The national forces engaged in the spring campaign of 1864 were organized as armies or distributed in military departments as follows:

The Army of the Potomac, commanded by Major-General Meade, whose headquarters were on the north side of the Rapidan. This army was confronted by the rebel Army of Northern Virginia, stationed on the south side of the Rapidan, under General Robert E. Lee.

The Ninth Corps, under Major-General Burnside, was, at the opening of the campaign, a distinct organization, but on the 24th day of May, 1864, it was incorporated into the Army of the Potomac.

The Army of the James was commanded by Major-General Butler, whose headquarters were at Fortress Monroe.

The headquarters of the Army of the Shenandoah, commanded by Major-General Sigel, were at Winchester.

Three armies were united under Major General William T. Sherman, viz, the Army of the Cumberland, Major-General Thomas commanding; the Army of the Tennessee, Major-General McPherson commanding, and the Army of the Ohio, Major-General Schofield commanding. General Sherman's headquarters were at Chattanooga. The effective strength of these three armies was nearly 100,000 men and 254 guns, to wit:

Infantry Artiller Cavalry Total. Number

y of

guns

Army of the

Cumberland,

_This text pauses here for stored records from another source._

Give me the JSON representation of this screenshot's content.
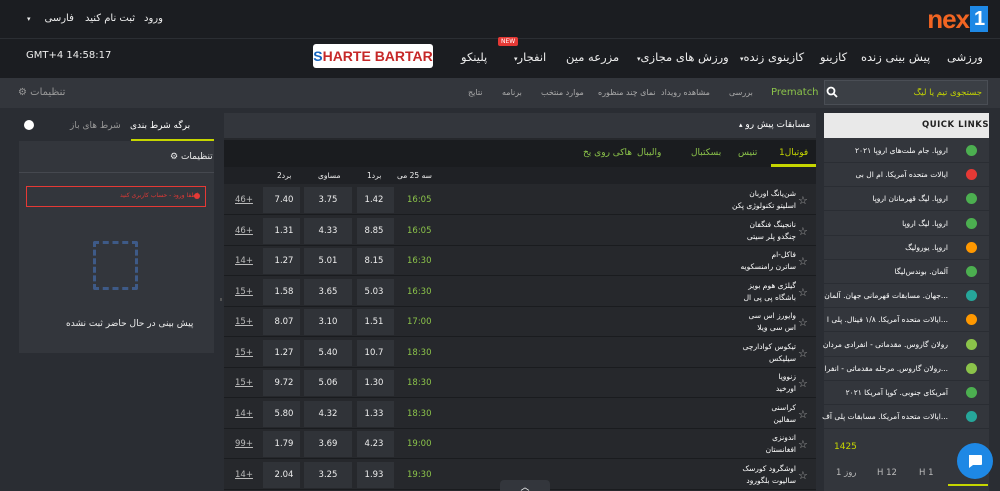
{
  "top": {
    "language": "فارسی",
    "register": "ثبت نام کنید",
    "login": "ورود",
    "clock": "GMT+4 14:58:17"
  },
  "brand": {
    "a": "S",
    "b": "HARTE BARTAR"
  },
  "logo": {
    "text": "nex",
    "one": "1"
  },
  "nav": {
    "sports": "ورزشی",
    "live": "پیش بینی زنده",
    "casino": "کازینو",
    "live_casino": "کازینوی زنده",
    "virtual": "ورزش های مجازی",
    "minefield": "مزرعه مین",
    "crash": "انفجار",
    "plinko": "پلینکو",
    "new_badge": "NEW"
  },
  "subnav": {
    "search_placeholder": "جستجوی تیم یا لیگ",
    "prematch": "Prematch",
    "review": "بررسی",
    "event_view": "مشاهده رویداد",
    "multi_view": "نمای چند منظوره",
    "favorites": "موارد منتخب",
    "schedule": "برنامه",
    "results": "نتایج",
    "settings": "تنظیمات"
  },
  "betslip": {
    "tab_betslip": "برگه شرط بندی",
    "tab_open": "شرط های باز",
    "settings": "تنظیمات",
    "error": "لطفا ورود - حساب کاربری کنید",
    "empty": "پیش بینی در حال حاضر ثبت نشده"
  },
  "main": {
    "title": "مسابقات پیش رو",
    "tabs": [
      "فوتبال1",
      "تنیس",
      "بسکتبال",
      "والیبال",
      "هاکی روی یخ"
    ],
    "columns": {
      "date": "سه 25 می",
      "home": "برد1",
      "draw": "مساوی",
      "away": "برد2"
    },
    "matches": [
      {
        "team1": "شن‌یانگ اوربان",
        "team2": "اسلیتو تکنولوژی پکن",
        "time": "16:05",
        "o1": "1.42",
        "ox": "3.75",
        "o2": "7.40",
        "more": "46+"
      },
      {
        "team1": "نانجینگ فنگفان",
        "team2": "چنگدو پلر سیتی",
        "time": "16:05",
        "o1": "8.85",
        "ox": "4.33",
        "o2": "1.31",
        "more": "46+"
      },
      {
        "team1": "فاکل-ام",
        "team2": "ساترن رامنسکویه",
        "time": "16:30",
        "o1": "8.15",
        "ox": "5.01",
        "o2": "1.27",
        "more": "14+"
      },
      {
        "team1": "گیلژی هوم بویز",
        "team2": "باشگاه پی پی ال",
        "time": "16:30",
        "o1": "5.03",
        "ox": "3.65",
        "o2": "1.58",
        "more": "15+"
      },
      {
        "team1": "وایورز اس سی",
        "team2": "اس سی ویلا",
        "time": "17:00",
        "o1": "1.51",
        "ox": "3.10",
        "o2": "8.07",
        "more": "15+"
      },
      {
        "team1": "تیکوس کوادارچی",
        "team2": "سیلیکس",
        "time": "18:30",
        "o1": "10.7",
        "ox": "5.40",
        "o2": "1.27",
        "more": "15+"
      },
      {
        "team1": "زنوویا",
        "team2": "اورخید",
        "time": "18:30",
        "o1": "1.30",
        "ox": "5.06",
        "o2": "9.72",
        "more": "15+"
      },
      {
        "team1": "کراسنی",
        "team2": "سفالین",
        "time": "18:30",
        "o1": "1.33",
        "ox": "4.32",
        "o2": "5.80",
        "more": "14+"
      },
      {
        "team1": "اندونزی",
        "team2": "افغانستان",
        "time": "19:00",
        "o1": "4.23",
        "ox": "3.69",
        "o2": "1.79",
        "more": "99+"
      },
      {
        "team1": "اوشگرود کورسک",
        "team2": "سالیوت بلگورود",
        "time": "19:30",
        "o1": "1.93",
        "ox": "3.25",
        "o2": "2.04",
        "more": "14+"
      }
    ]
  },
  "quicklinks": {
    "title": "QUICK LINKS",
    "items": [
      {
        "label": "اروپا. جام ملت‌های اروپا ۲۰۲۱",
        "icon": "soccer-ball-icon",
        "color": "#4caf50"
      },
      {
        "label": "ایالات متحده آمریکا. ام ال بی",
        "icon": "baseball-bat-icon",
        "color": "#e53935"
      },
      {
        "label": "اروپا. لیگ قهرمانان اروپا",
        "icon": "soccer-ball-icon",
        "color": "#4caf50"
      },
      {
        "label": "اروپا. لیگ اروپا",
        "icon": "soccer-ball-icon",
        "color": "#4caf50"
      },
      {
        "label": "اروپا. یورولیگ",
        "icon": "basketball-icon",
        "color": "#ff9800"
      },
      {
        "label": "آلمان. بوندس‌لیگا",
        "icon": "soccer-ball-icon",
        "color": "#4caf50"
      },
      {
        "label": "جهان. مسابقات قهرمانی جهان. آلمان...",
        "icon": "hockey-stick-icon",
        "color": "#26a69a"
      },
      {
        "label": "ایالات متحده آمریکا. ۱/۸ فینال. پلی ا...",
        "icon": "basketball-icon",
        "color": "#ff9800"
      },
      {
        "label": "رولان گاروس. مقدماتی - انفرادی مردان",
        "icon": "tennis-ball-icon",
        "color": "#8bc34a"
      },
      {
        "label": "رولان گاروس. مرحله مقدماتی - انفرا...",
        "icon": "tennis-ball-icon",
        "color": "#8bc34a"
      },
      {
        "label": "آمریکای جنوبی. کوپا آمریکا ۲۰۲۱",
        "icon": "soccer-ball-icon",
        "color": "#4caf50"
      },
      {
        "label": "ایالات متحده آمریکا. مسابقات پلی آف...",
        "icon": "hockey-stick-icon",
        "color": "#26a69a"
      }
    ],
    "count": "1425",
    "tabs": [
      "1 روز",
      "H 12",
      "H 1"
    ]
  }
}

Major-General 54,568 2,377 3,828 60,773 130

Thomas

commanding.

Army of the

Tennessee,

Major-General 22,437 1,104 624 24,165 96

McPherson

commanding.

Army of the

Ohio, Major-

General 11, 183 679 1,697 13,559 28

Schofield

commanding.

Grand aggregate --- --- --- 98,497 254

About these figures were maintained during the campaign, the number of men joining from furlough and hospitals compensating for the loss in battle and from sickness.

In the Department of Kentucky there was likewise a large active force, under command of Major-General Burbridge, and also in East